Game of Thrones won for Outstanding Drama Series at last night’s Emmys, making it the most-awarded narrative series in the history of the Emmys. Fleabag won for Outstanding Comedy Series. Jodie Comer and Billy Porter received Outstanding Lead Actress and Lead Actor in a Drama Series.

Here is what I noted: Except for a few minutes watching a late-night talk show here or there, I did not see a single show that was nominated. Not one.

Advice I wish I always followed

Part of the explanation could be that much of popular culture is aimed at people half my age. Another factor is that I have to go to bed early each night to finish this article early the next morning.

But I suspect the largest reason for the disconnect between the 2019 Emmys and my television-watching habits is that Janet and I choose to watch shows that do not dishonor the Lord and his word. I’m not suggesting that every nominated show fails this standard, but many do.

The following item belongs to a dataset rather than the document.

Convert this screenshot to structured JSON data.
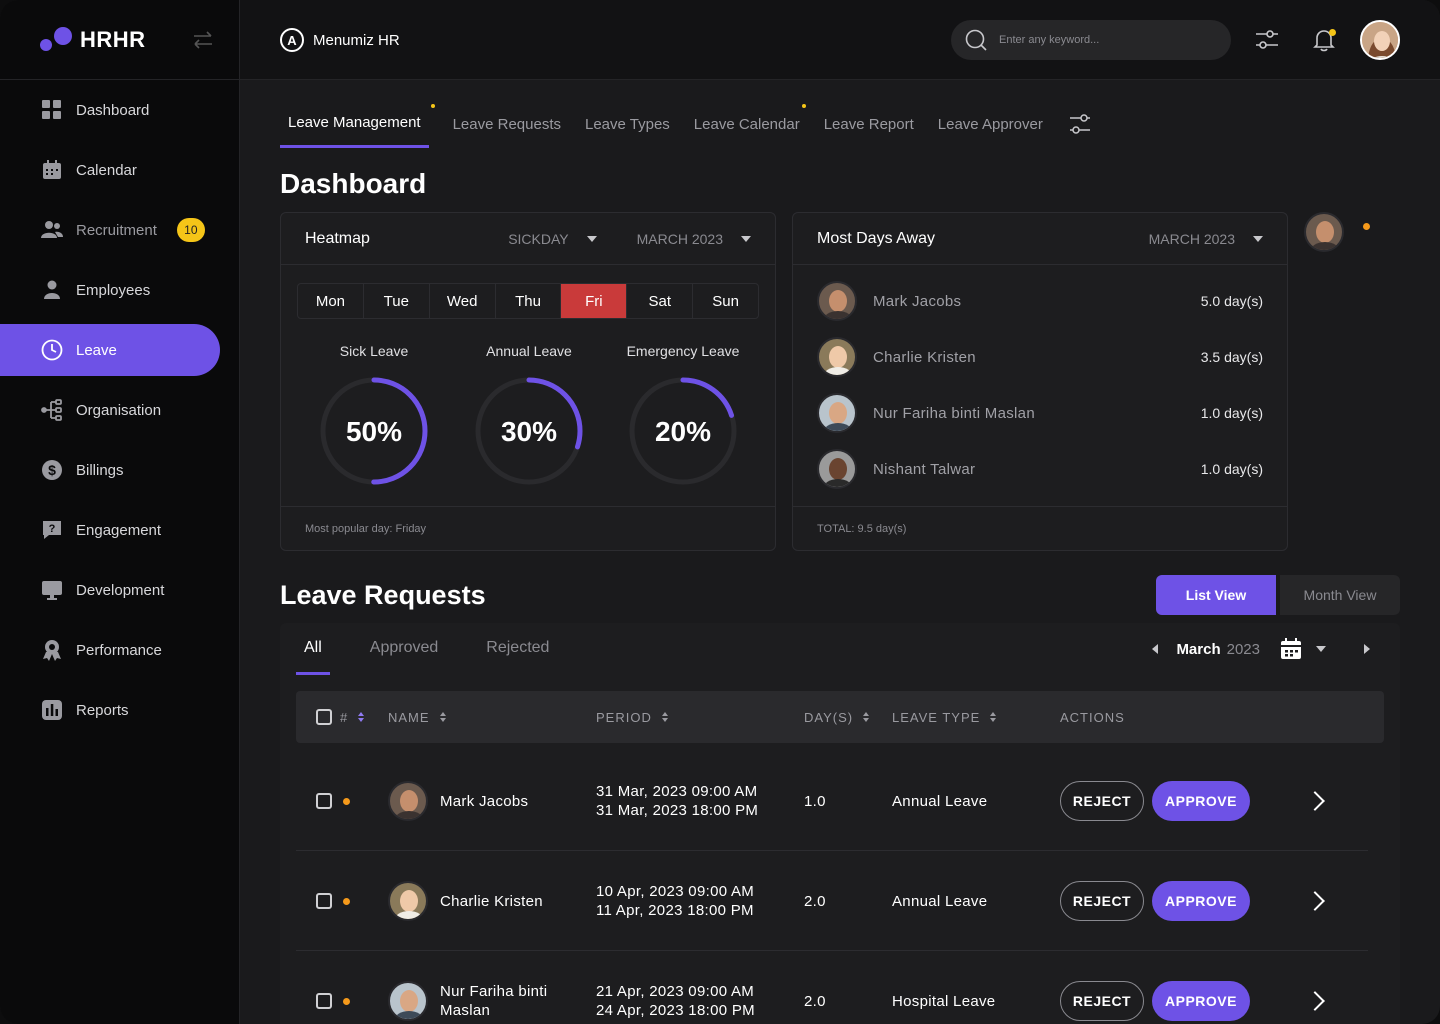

Scripture calls us to “be holy in all your conduct” (1 Peter 1:15). In that light, we should heed the warning of the eighteenth-century scientist G. C. Lichtenberg: “Never undertake anything for which you wouldn’t have the courage to ask the blessing of heaven.”

I wish I could tell you that I always follow his advice. But I do recognize the truth of his assertion.

“The euthanasia of Christianity”

The popularity of television shows that contradict the biblical worldview reveals that many people do not realize there is a biblical worldview.

God’s word speaks to every dimension of every moment of life, not just our Sunday worship or Monday prayers. Abraham Kuyper was right: “There is not a square inch in the whole domain of our human existence over which Christ, who is Sovereign over all, does not cry, Mine!”

Continue reading Denison Forum – The latest on the Emmy Awards: How to win the ‘crown of life’